Perhaps you’re one of the lucky few who have known your career path since you were barely out of diapers. What was once pretend play (i.e. teacher, doctor or firefighter) is now your profession. But for many of us, the promise of college majors is less rosy in reality, which could signal the need for a career change.
How to support your partner through a career change
As the partner of someone pursuing a new career path, here are a few tips for how to support your partner during this often-stressful time.
Communicate the reasons for the change, and discuss its potential impacts
While some partners might approach one another with their new ambitions, others don’t even realize that a career change might do them good.
Former investment analyst Rachel Ternik said she was so laser-focused on excelling in her busy finance career that she didn’t realize it was completely zapping her energy and joy until her husband Matt Schiffman pointed it out.
“Matt said something along the lines of ‘It doesn’t seem like your work is making you happy. In fact, you seem miserable.

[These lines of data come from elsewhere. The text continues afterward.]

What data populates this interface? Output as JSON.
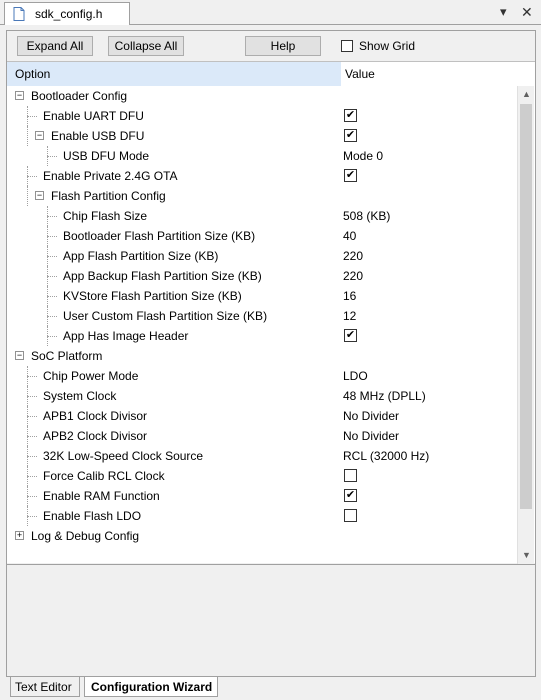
{
  "tab": {
    "title": "sdk_config.h"
  },
  "window_buttons": {
    "dropdown": "▾",
    "close": "✕"
  },
  "toolbar": {
    "expand_all": "Expand All",
    "collapse_all": "Collapse All",
    "help": "Help",
    "show_grid": "Show Grid",
    "show_grid_checked": false
  },
  "columns": {
    "option": "Option",
    "value": "Value"
  },
  "tree": [
    {
      "label": "Bootloader Config",
      "level": 0,
      "expandable": true,
      "expanded": true,
      "value": null,
      "checked": null
    },
    {
      "label": "Enable UART DFU",
      "level": 1,
      "expandable": false,
      "value": null,
      "checked": true
    },
    {
      "label": "Enable USB DFU",
      "level": 1,
      "expandable": true,
      "expanded": true,
      "value": null,
      "checked": true
    },
    {
      "label": "USB DFU Mode",
      "level": 2,
      "expandable": false,
      "value": "Mode 0",
      "checked": null
    },
    {
      "label": "Enable Private 2.4G OTA",
      "level": 1,
      "expandable": false,
      "value": null,
      "checked": true
    },
    {
      "label": "Flash Partition Config",
      "level": 1,
      "expandable": true,
      "expanded": true,
      "value": null,
      "checked": null
    },
    {
      "label": "Chip Flash Size",
      "level": 2,
      "expandable": false,
      "value": "508 (KB)",
      "checked": null
    },
    {
      "label": "Bootloader Flash Partition Size (KB)",
      "level": 2,
      "expandable": false,
      "value": "40",
      "checked": null
    },
    {
      "label": "App Flash Partition Size (KB)",
      "level": 2,
      "expandable": false,
      "value": "220",
      "checked": null
    },
    {
      "label": "App Backup Flash Partition Size (KB)",
      "level": 2,
      "expandable": false,
      "value": "220",
      "checked": null
    },
    {
      "label": "KVStore Flash Partition Size (KB)",
      "level": 2,
      "expandable": false,
      "value": "16",
      "checked": null
    },
    {
      "label": "User Custom Flash Partition Size (KB)",
      "level": 2,
      "expandable": false,
      "value": "12",
      "checked": null
    },
    {
      "label": "App Has Image Header",
      "level": 2,
      "expandable": false,
      "value": null,
      "checked": true
    },
    {
      "label": "SoC Platform",
      "level": 0,
      "expandable": true,
      "expanded": true,
      "value": null,
      "checked": null
    },
    {
      "label": "Chip Power Mode",
      "level": 1,
      "expandable": false,
      "value": "LDO",
      "checked": null
    },
    {
      "label": "System Clock",
      "level": 1,
      "expandable": false,
      "value": "48 MHz (DPLL)",
      "checked": null
    },
    {
      "label": "APB1 Clock Divisor",
      "level": 1,
      "expandable": false,
      "value": "No Divider",
      "checked": null
    },
    {
      "label": "APB2 Clock Divisor",
      "level": 1,
      "expandable": false,
      "value": "No Divider",
      "checked": null
    },
    {
      "label": "32K Low-Speed Clock Source",
      "level": 1,
      "expandable": false,
      "value": "RCL (32000 Hz)",
      "checked": null
    },
    {
      "label": "Force Calib RCL Clock",
      "level": 1,
      "expandable": false,
      "value": null,
      "checked": false
    },
    {
      "label": "Enable RAM Function",
      "level": 1,
      "expandable": false,
      "value": null,
      "checked": true
    },
    {
      "label": "Enable Flash LDO",
      "level": 1,
      "expandable": false,
      "value": null,
      "checked": false
    },
    {
      "label": "Log & Debug Config",
      "level": 0,
      "expandable": true,
      "expanded": false,
      "value": null,
      "checked": null
    }
  ],
  "bottom_tabs": [
    "Text Editor",
    "Configuration Wizard"
  ],
  "colors": {
    "header_highlight": "#dbe9f9",
    "frame_border": "#a0a0a0",
    "background": "#f0f0f0"
  }
}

Have you considered it might be time to do something else?’” Ternik recalls.
When the time came for her to actually decide on next steps, she had a sit-down conversation with him about what the career change would entail financially, mentally, socially and emotionally. Schiffman encouraged the move, knowing it would require a lot of time and effort upfront from them both.
“Ultimately a career change would positively affect our lives by providing us with more time to spend together,” Schiffman explains. “Plus, Rachel would be happier, which would also be a positive in our lives.”
That conversation and laying the groundwork for the changes that lie ahead is critical, Rebecca “Kiki” Weingarten, transition coach and Atypical Coaching co-founder and president, told the Chicago Tribune in a 2016 article.
“Transitions are tough, no matter what. The best way to survive as a couple is to approach it as a joint venture,” Weingarten explains in the article. “Both people are going through the changes… if the individuals aren’t aware or dealing with the facts that the transition is tough, that’s an even bigger problem and will more than likely pop up later.”
Consider tactical and big-picture ways to support your partner through their career change
Ternik eventually determined she wanted to become a physician assistant (PA). It called for evening prerequisite college classes and quitting her finance job. She took a 95% pay cut to work as a medical assistant by day for two years while taking night classes. Ternik then enrolled in Northwestern University’s two-year, full-time PA program.
“I helped with things that Rachel typically does, like cooking more, and also picked her up from school at night,” Schiffman said. “She had such long days working, then going to class at night. Picking her up was most helpful and showed that I was always there for her.”
Tangible help could look different for every couple. But the unconditional emotional support he provided Ternik through her career change is something all couples can offer one another.
“He shared my joy and excitement of my new career, but also provided a nonjudgmental ear when I needed to voice my uncertainties and anxieties,” Schiffman said. “He also seamlessly slid into the role of being the sole money earner in our relationship without resentment.”
Manage the emotions of the situation—both yours and theirs
In an article for Fast Company, Jennifer Petriglieri, author and associate professor of organizational behavior at INSEAD, wrote that “couples who have mastered the art of thriving through career transitions together are those who develop a mutual ‘secure base’ relationship.”
“Each partner supports the other in the moments of struggle while supporting the other’s ambition to take risks and explore new directions,” she says.
Supporting your partner emotionally through a career change starts with determining what they need. Is it a listening ear? Advice regarding a job application or additional education? Injecting some levity or peace into their day by watching a favorite movie or going on a walk together? If you don’t know what your partner needs or prefers—ask!
It’s also important to make sure you take care of yourself during this time. Putt your own mask on first, so to speak. It will enable you to be at your best to support your partner in their career change.
Today, Ternik is happily working as a physician assistant. Both she and Schiffman say the transition experience strengthened their relationship.
“Our relationship is better because we’ve both shown our willingness to sacrifice for the other person, multiple times over,” Ternik says. “We now both feel comfortable with the idea of making big career or life changes if something isn’t right.”
To the career changer, Ternik’s advice is to remember that life is short and precious, but “sometimes even planners have to take a leap of faith.”
Photo by fizkes/Shutterstock
Jill McDonnell is a Chicago-based content writer and communications professional. She has a bachelor’s degree in magazine journalism from the University of Missouri-Columbia and a master’s degree in public relations and advertising from DePaul University. She is currently at work on a psychological thriller novel.